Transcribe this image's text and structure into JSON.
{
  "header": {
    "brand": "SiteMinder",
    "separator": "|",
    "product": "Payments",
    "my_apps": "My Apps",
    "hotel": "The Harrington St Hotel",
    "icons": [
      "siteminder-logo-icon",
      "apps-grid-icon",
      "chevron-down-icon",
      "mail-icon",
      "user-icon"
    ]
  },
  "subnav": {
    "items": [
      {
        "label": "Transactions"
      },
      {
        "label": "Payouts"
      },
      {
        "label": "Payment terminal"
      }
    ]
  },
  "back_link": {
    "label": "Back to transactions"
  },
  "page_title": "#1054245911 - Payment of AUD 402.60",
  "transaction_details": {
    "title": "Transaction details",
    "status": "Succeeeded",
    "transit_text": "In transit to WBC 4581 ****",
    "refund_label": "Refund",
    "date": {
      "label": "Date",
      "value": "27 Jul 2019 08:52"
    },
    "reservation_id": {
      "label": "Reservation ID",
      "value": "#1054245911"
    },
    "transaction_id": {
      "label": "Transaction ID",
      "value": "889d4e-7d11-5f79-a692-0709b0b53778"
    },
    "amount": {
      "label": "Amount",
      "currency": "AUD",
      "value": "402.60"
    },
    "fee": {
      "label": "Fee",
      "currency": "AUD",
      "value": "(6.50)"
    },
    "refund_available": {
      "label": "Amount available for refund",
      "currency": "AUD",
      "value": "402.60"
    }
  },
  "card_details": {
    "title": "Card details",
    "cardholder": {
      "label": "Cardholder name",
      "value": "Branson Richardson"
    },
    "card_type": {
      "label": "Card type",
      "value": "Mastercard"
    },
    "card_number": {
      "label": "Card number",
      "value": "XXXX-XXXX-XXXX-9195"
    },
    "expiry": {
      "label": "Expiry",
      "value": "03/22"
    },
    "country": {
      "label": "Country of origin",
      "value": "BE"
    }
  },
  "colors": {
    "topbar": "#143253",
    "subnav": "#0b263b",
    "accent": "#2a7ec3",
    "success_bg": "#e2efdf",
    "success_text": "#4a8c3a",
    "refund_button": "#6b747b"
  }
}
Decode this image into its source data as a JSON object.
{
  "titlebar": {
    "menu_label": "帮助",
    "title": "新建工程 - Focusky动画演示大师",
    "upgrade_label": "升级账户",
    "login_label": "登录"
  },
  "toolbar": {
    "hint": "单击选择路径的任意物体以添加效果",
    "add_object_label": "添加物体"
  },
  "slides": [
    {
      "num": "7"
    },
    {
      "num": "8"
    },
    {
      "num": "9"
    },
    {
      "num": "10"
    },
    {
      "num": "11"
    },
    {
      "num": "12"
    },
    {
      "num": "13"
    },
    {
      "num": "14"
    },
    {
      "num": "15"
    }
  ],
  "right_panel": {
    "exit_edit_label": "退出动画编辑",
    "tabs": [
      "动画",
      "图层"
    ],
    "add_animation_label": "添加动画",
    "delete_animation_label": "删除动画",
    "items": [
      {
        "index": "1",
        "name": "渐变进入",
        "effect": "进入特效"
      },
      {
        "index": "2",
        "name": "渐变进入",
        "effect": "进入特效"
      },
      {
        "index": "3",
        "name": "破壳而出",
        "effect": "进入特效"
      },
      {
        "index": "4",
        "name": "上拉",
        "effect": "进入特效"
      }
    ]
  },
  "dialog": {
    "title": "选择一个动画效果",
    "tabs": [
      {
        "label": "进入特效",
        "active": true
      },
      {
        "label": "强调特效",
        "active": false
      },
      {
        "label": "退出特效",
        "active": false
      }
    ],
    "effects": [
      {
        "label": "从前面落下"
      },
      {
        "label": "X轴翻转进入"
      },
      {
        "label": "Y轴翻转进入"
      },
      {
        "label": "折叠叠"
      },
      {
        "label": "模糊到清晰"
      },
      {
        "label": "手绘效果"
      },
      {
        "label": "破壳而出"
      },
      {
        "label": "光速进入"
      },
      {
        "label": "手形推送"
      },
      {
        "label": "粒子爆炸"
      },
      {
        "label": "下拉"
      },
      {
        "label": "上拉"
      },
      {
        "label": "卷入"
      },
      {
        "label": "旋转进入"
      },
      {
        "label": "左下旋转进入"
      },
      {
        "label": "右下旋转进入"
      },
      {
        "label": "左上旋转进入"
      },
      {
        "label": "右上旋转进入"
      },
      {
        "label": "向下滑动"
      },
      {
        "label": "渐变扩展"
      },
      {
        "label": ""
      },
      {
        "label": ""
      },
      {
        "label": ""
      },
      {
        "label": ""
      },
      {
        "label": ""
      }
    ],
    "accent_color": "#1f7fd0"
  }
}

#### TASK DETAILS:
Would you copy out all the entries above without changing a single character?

#### EXERCISE ANSWER:
Transcribe this image's text and structure into JSON.
{
  "header": {
    "brand": "SiteMinder",
    "separator": "|",
    "product": "Payments",
    "my_apps": "My Apps",
    "hotel": "The Harrington St Hotel",
    "icons": [
      "siteminder-logo-icon",
      "apps-grid-icon",
      "chevron-down-icon",
      "mail-icon",
      "user-icon"
    ]
  },
  "subnav": {
    "items": [
      {
        "label": "Transactions"
      },
      {
        "label": "Payouts"
      },
      {
        "label": "Payment terminal"
      }
    ]
  },
  "back_link": {
    "label": "Back to transactions"
  },
  "page_title": "#1054245911 - Payment of AUD 402.60",
  "transaction_details": {
    "title": "Transaction details",
    "status": "Succeeeded",
    "transit_text": "In transit to WBC 4581 ****",
    "refund_label": "Refund",
    "date": {
      "label": "Date",
      "value": "27 Jul 2019 08:52"
    },
    "reservation_id": {
      "label": "Reservation ID",
      "value": "#1054245911"
    },
    "transaction_id": {
      "label": "Transaction ID",
      "value": "889d4e-7d11-5f79-a692-0709b0b53778"
    },
    "amount": {
      "label": "Amount",
      "currency": "AUD",
      "value": "402.60"
    },
    "fee": {
      "label": "Fee",
      "currency": "AUD",
      "value": "(6.50)"
    },
    "refund_available": {
      "label": "Amount available for refund",
      "currency": "AUD",
      "value": "402.60"
    }
  },
  "card_details": {
    "title": "Card details",
    "cardholder": {
      "label": "Cardholder name",
      "value": "Branson Richardson"
    },
    "card_type": {
      "label": "Card type",
      "value": "Mastercard"
    },
    "card_number": {
      "label": "Card number",
      "value": "XXXX-XXXX-XXXX-9195"
    },
    "expiry": {
      "label": "Expiry",
      "value": "03/22"
    },
    "country": {
      "label": "Country of origin",
      "value": "BE"
    }
  },
  "colors": {
    "topbar": "#143253",
    "subnav": "#0b263b",
    "accent": "#2a7ec3",
    "success_bg": "#e2efdf",
    "success_text": "#4a8c3a",
    "refund_button": "#6b747b"
  }
}
Decode this image into its source data as a JSON object.
{
  "titlebar": {
    "menu_label": "帮助",
    "title": "新建工程 - Focusky动画演示大师",
    "upgrade_label": "升级账户",
    "login_label": "登录"
  },
  "toolbar": {
    "hint": "单击选择路径的任意物体以添加效果",
    "add_object_label": "添加物体"
  },
  "slides": [
    {
      "num": "7"
    },
    {
      "num": "8"
    },
    {
      "num": "9"
    },
    {
      "num": "10"
    },
    {
      "num": "11"
    },
    {
      "num": "12"
    },
    {
      "num": "13"
    },
    {
      "num": "14"
    },
    {
      "num": "15"
    }
  ],
  "right_panel": {
    "exit_edit_label": "退出动画编辑",
    "tabs": [
      "动画",
      "图层"
    ],
    "add_animation_label": "添加动画",
    "delete_animation_label": "删除动画",
    "items": [
      {
        "index": "1",
        "name": "渐变进入",
        "effect": "进入特效"
      },
      {
        "index": "2",
        "name": "渐变进入",
        "effect": "进入特效"
      },
      {
        "index": "3",
        "name": "破壳而出",
        "effect": "进入特效"
      },
      {
        "index": "4",
        "name": "上拉",
        "effect": "进入特效"
      }
    ]
  },
  "dialog": {
    "title": "选择一个动画效果",
    "tabs": [
      {
        "label": "进入特效",
        "active": true
      },
      {
        "label": "强调特效",
        "active": false
      },
      {
        "label": "退出特效",
        "active": false
      }
    ],
    "effects": [
      {
        "label": "从前面落下"
      },
      {
        "label": "X轴翻转进入"
      },
      {
        "label": "Y轴翻转进入"
      },
      {
        "label": "折叠叠"
      },
      {
        "label": "模糊到清晰"
      },
      {
        "label": "手绘效果"
      },
      {
        "label": "破壳而出"
      },
      {
        "label": "光速进入"
      },
      {
        "label": "手形推送"
      },
      {
        "label": "粒子爆炸"
      },
      {
        "label": "下拉"
      },
      {
        "label": "上拉"
      },
      {
        "label": "卷入"
      },
      {
        "label": "旋转进入"
      },
      {
        "label": "左下旋转进入"
      },
      {
        "label": "右下旋转进入"
      },
      {
        "label": "左上旋转进入"
      },
      {
        "label": "右上旋转进入"
      },
      {
        "label": "向下滑动"
      },
      {
        "label": "渐变扩展"
      },
      {
        "label": ""
      },
      {
        "label": ""
      },
      {
        "label": ""
      },
      {
        "label": ""
      },
      {
        "label": ""
      }
    ],
    "accent_color": "#1f7fd0"
  }
}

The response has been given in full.